I finished this yesterday afternoon but I needed some time to think about how wrecked I am. I’m still wrecked, but in a really good way.
Allison spent most of her life in foster care until she was adopted at 16. She’s closed off to the world and has walls so thick and so high it’s going to take something or someone really special to break them down. Dragged into a social experiment by Esben and his sister, she is tasked with looking at Esben for 180 seconds. Through those long 180 seconds, each of their eyes, their faces, tell a complete story, a story that just might break down her walls.
As Allison puts it “I don’t want to be so scared all the time; I don’t want to be terrified that the earth could splinter apart under my feet at any given second. I want to be happy, really happy.” So this social experiment while crazy scary, is exactly what she needs, even if she didn’t realize she needed something until now.
Esben is the complete opposite of Allison, he’s outgoing, he’s on social media, and has a huge following. But he’s nothing like Allison imagines when she storms into his dorm room after her best friend Steffi eggs her on to give him a piece of her mind. Esben is pretty amazing and if I wasn’t almost twice his age I would declare him my new book boyfriend. I love the connections he creates with strangers, his endless patience with Allison, his unending compassion, he really is the whole package.
There are some amazing characters in 180 seconds outside of our main duo. Allison’s best friend Steffi is wonderful, she’s outgoing, a fierce mother hen, and the perfect compliment to Allison. Her foster father Simon who knows exactly what Allison needs in a foster father. He lets her have her walls all the while loving her with his entire heart. Esben’s sister Kerri is pretty great, she’s been through a few things in her life and it makes her that much more a loving and caring person.

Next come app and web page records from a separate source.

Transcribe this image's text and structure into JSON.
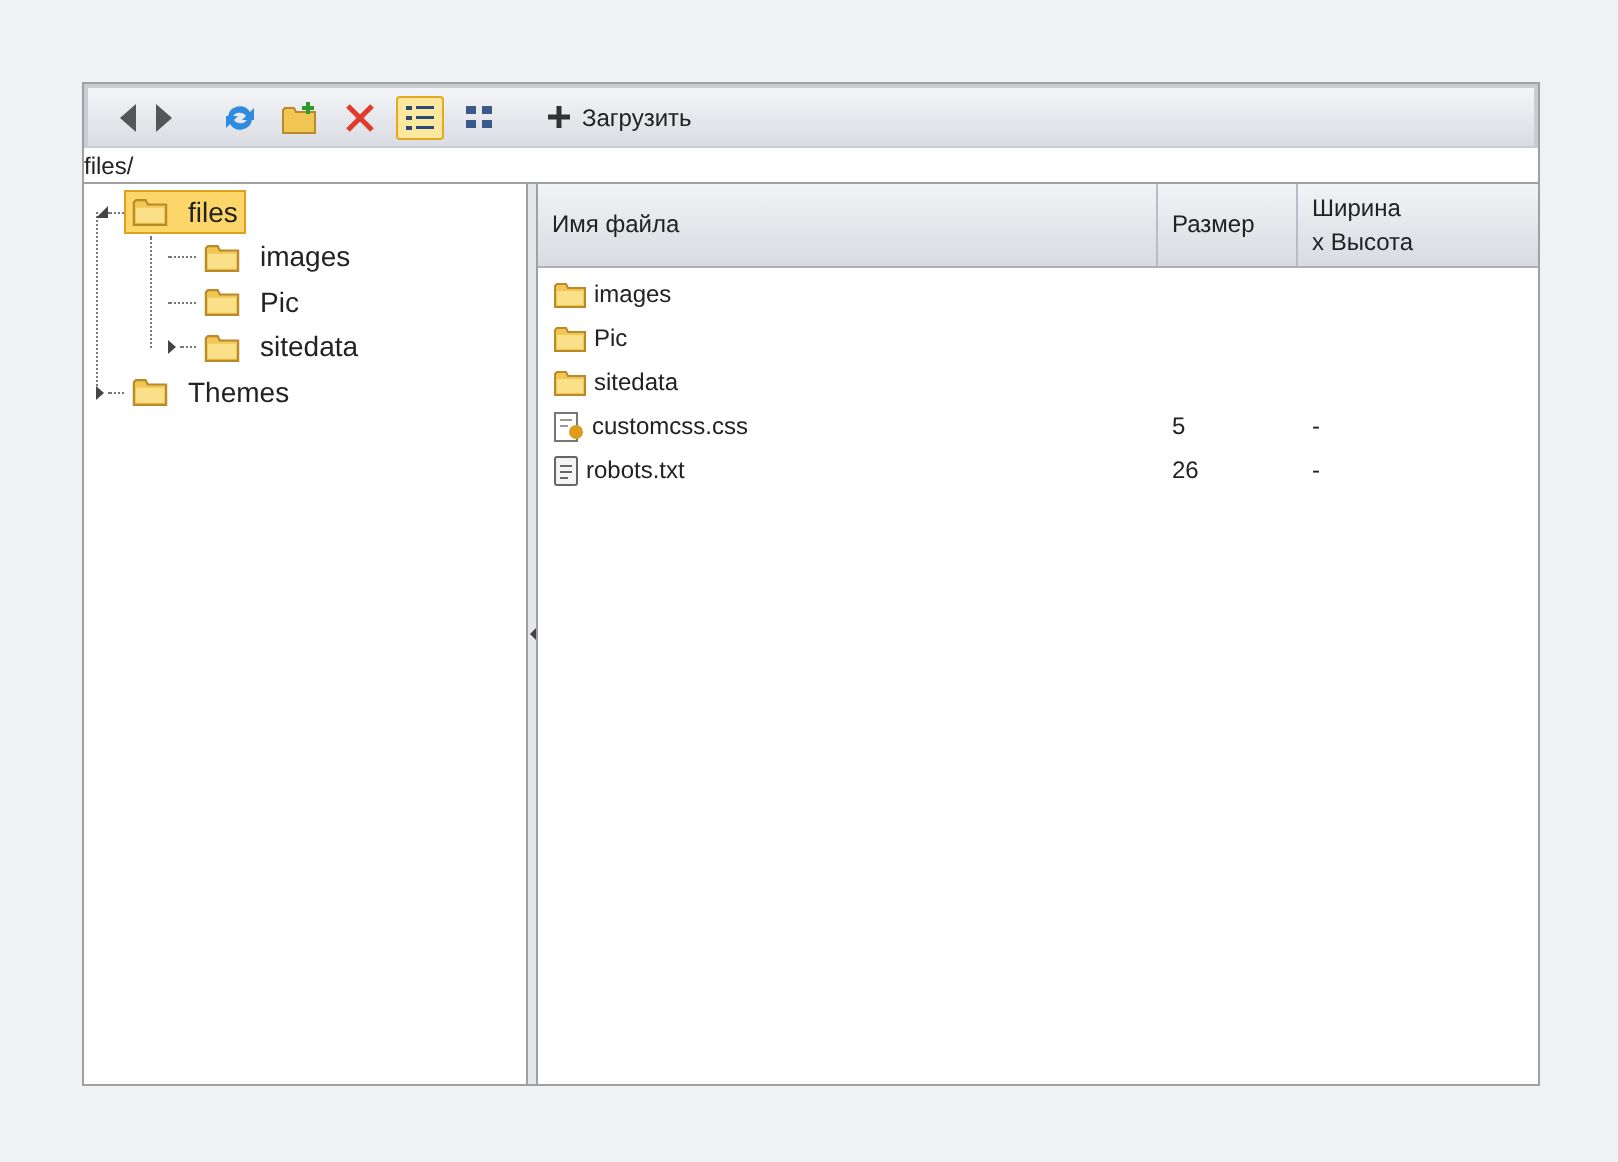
{
  "toolbar": [
    {
      "kind": "back"
    },
    {
      "kind": "forward"
    },
    {
      "kind": "refresh"
    },
    {
      "kind": "new-folder"
    },
    {
      "kind": "delete"
    },
    {
      "kind": "list-view",
      "selected": true
    },
    {
      "kind": "thumbnail-view",
      "selected": false
    },
    {
      "kind": "upload",
      "label": "Загрузить"
    }
  ],
  "path": "files/",
  "tree": [
    {
      "label": "files",
      "selected": true,
      "expandable": true,
      "expanded": true,
      "children": [
        {
          "label": "images",
          "selected": false,
          "expandable": false
        },
        {
          "label": "Pic",
          "selected": false,
          "expandable": false
        },
        {
          "label": "sitedata",
          "selected": false,
          "expandable": true,
          "expanded": false
        }
      ]
    },
    {
      "label": "Themes",
      "selected": false,
      "expandable": true,
      "expanded": false
    }
  ],
  "table": {
    "columns": [
      "Имя файла",
      "Размер",
      "Ширина x Высота"
    ],
    "rows": [
      {
        "kind": "folder",
        "name": "images"
      },
      {
        "kind": "folder",
        "name": "Pic"
      },
      {
        "kind": "folder",
        "name": "sitedata"
      },
      {
        "kind": "css",
        "name": "customcss.css",
        "size": "5",
        "dimensions": "-"
      },
      {
        "kind": "text",
        "name": "robots.txt",
        "size": "26",
        "dimensions": "-"
      }
    ]
  }
}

The storyline is wonderful, I wasn’t exactly sure what I would be getting because I purposely didn’t read any reviews before reading this because I didn’t want anything tainted. I heard many people saying it was a must read, and I left it at that. There is so much goodness in 180 seconds, it represents love and hope, and real happiness (some real sadness too, but Park makes sure to nurse us back to a good place before shredding us back to bits each and every time).
I love a book that can give you a good cry, and 180 seconds is going to give you a ton, I can’t even keep track of how many times I cried. I started reading a few reviews as I was writing this and am a bit surprised that a few people didn’t even finish this. But, I grabbed the e-book, loved it hard, and then immediately ordered it in paperback for mini-me. By far, the best book I’ve read this year, and I know the year is still early, but it’s going to take quite the book to compete with how much I love this book.
There were a ton of quotes in this book that resonated with me and I didn’t include them in the review because I didn’t want to clog up my review with the author’s words when the whole point of a book is to read her words. Just know that there were so many things here that resonated with me and will stay with me for a long time.
You can read my review on Amazon, Goodreads, and Bookbub and if you’ve enjoyed it, please consider giving it a “like”. If you love YA (though they are college age), and even if you don’t love YA, grab 180 Seconds and give it a read, it’s available on Amazon for 99 cents.